May 2, 2013
May 2, 2013
One group of problems showing up is galls. Galls are swelling of leaves, twigs, or other plant parts. Most are caused by mites or wasps. They damage the plant parts and the plant responds with a gall. In the case of leaves, the swelling is actually leaf tissue. This is something I like to refer to as similar to you getting a mosquito bite. The damage comes in and a swelling occurs. There is no way to get rid of it without tearing a small hole in the leaf. The maple leaf bladder gall will be easily spotted on silver maples in the area shortly, as will oak leaves in the red oak group. Probably the shingle oak has taken the honors for most galls this year.
Oak trees probably have more galls than any other group of trees. Several samples have also been brought in of the stem types of galls. Fortunately, the oak galls are usually not the type to kill tissue beyond them. However, the galls aren't the most pleasant things to look at. That is the main thing – they are unsightly. There is no cure for galls, as they are caused by insects before you see the swellings. The timing would be impossible to try and prevent the insects.
May 2, 2013
With alternating warm and cool (or cold) weather, we see many nuisance pests when we get the warm days. We've been through the second round at least, and I'll guarantee at least one more round this spring. Add to that the fact we are more active on the warm days, and we are doing things like destroying their resting places by cleaning off flower beds and raking up piles of leaves.
Asian ladybugs, millipedes, boxelder bugs, ants, and termites are just some of the things that can "bug" you. The only one in the short list that can do real damage is the termite. If you have a termite problem, it is recommended to consult a professional to handle the matter for you. For the other pests, a nuisance is what they are. If you've already removed the resting places such as leaf piles, firewood stacks, and similar places, we are probably ready for the foundation spray. Foundation sprays of permethrin or bifenthrin are the standbys. Simply spray the foundation of the house and the adjacent foot of soil. In severe cases, you may need to expand the soil treatment area. The larger the barrier, the more effective it is.
I mentioned ants and termites earlier. Swarming time for both insects is about the same time, and they are really looking to start new colonies because they have outgrown their old ones. This is the reason for the winged insects. The wings allow the ants or termites to cover larger areas to start their new colonies. The differences between ants and termites are several.
Termites are always blackish in color, while ants may be black or other colors. If you have winged insects that are not black, you don't have termites. Next, look at the body shape. Ants have a constricted "waist" while termites don't have that classic hour-glass figure. Antennae and wings are the other two body parts to look at. Antennae on ants are elbowed, basically in an "L" shape, and those on termites are straight. Both ants and termites have pairs of wings, but termite wings on the same side will be of equal length, while ant wings are of different lengths on the same side.
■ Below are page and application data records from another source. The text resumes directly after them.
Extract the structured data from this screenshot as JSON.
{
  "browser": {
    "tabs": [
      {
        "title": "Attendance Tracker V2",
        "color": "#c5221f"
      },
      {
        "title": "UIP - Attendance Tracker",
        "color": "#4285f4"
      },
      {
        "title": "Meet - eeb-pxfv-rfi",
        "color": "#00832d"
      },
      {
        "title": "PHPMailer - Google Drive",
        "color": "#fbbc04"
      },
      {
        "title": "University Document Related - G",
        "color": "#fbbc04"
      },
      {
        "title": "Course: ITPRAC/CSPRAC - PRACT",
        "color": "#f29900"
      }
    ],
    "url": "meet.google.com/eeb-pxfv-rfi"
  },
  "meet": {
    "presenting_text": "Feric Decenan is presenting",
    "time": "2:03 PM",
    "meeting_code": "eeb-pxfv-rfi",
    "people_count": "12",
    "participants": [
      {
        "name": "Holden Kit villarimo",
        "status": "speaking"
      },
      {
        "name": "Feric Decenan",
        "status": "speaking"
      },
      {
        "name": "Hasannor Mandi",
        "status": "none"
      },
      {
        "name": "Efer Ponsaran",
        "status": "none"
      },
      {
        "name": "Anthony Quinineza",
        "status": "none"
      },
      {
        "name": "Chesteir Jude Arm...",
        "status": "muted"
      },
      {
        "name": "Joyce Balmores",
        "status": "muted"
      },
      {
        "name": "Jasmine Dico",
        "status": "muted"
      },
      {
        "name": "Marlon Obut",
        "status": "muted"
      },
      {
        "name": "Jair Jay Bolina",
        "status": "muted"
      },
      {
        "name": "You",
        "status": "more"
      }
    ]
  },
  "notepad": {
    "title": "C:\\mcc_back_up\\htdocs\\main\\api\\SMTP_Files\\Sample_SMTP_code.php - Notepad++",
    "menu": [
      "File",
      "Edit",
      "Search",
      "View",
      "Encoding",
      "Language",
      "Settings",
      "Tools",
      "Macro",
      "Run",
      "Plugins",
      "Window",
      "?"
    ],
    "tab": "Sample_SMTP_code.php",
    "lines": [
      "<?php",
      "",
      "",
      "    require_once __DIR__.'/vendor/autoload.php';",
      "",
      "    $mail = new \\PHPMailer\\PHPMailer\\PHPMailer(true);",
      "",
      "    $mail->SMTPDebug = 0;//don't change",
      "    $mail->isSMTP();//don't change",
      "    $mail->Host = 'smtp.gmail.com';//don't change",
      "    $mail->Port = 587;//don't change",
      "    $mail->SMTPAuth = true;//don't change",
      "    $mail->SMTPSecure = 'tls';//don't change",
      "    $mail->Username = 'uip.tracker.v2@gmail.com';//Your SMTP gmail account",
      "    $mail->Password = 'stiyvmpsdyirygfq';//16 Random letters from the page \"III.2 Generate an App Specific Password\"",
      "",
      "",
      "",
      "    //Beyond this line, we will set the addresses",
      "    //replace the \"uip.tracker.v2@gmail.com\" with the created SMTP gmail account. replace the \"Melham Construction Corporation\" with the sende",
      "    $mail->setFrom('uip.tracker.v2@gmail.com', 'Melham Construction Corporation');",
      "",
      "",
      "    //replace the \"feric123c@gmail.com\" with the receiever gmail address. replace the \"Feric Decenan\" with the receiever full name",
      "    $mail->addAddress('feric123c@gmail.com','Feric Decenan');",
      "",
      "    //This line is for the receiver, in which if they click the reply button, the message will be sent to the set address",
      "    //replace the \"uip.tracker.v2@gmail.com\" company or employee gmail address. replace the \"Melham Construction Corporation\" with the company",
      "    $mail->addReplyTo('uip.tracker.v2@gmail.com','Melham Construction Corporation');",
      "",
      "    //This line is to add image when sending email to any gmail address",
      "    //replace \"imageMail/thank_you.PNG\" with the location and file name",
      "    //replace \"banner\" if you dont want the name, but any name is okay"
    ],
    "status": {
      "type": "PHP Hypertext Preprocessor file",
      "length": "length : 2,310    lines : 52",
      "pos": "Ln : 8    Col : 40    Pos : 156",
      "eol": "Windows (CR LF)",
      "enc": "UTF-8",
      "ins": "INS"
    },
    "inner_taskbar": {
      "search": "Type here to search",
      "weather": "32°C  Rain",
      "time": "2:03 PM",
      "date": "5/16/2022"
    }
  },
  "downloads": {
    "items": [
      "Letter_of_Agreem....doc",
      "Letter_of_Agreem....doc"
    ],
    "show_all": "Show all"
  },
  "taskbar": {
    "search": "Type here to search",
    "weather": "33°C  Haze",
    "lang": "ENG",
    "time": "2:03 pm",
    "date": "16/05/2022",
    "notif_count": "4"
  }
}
Ants can be controlled on the outside of the house with the foundation treatment mentioned. Inside the house, bait stations that don't immediately kill the ants (allowing them to take the bait back to the colony) are effective. However, you have to wait about a week before you do anything else. Inside the house, it is only recommended to use aerosol cans or pre-mixed spray bottles labeled for indoor use. If you use the bait stations, wait the week before any spraying.
April 23, 2013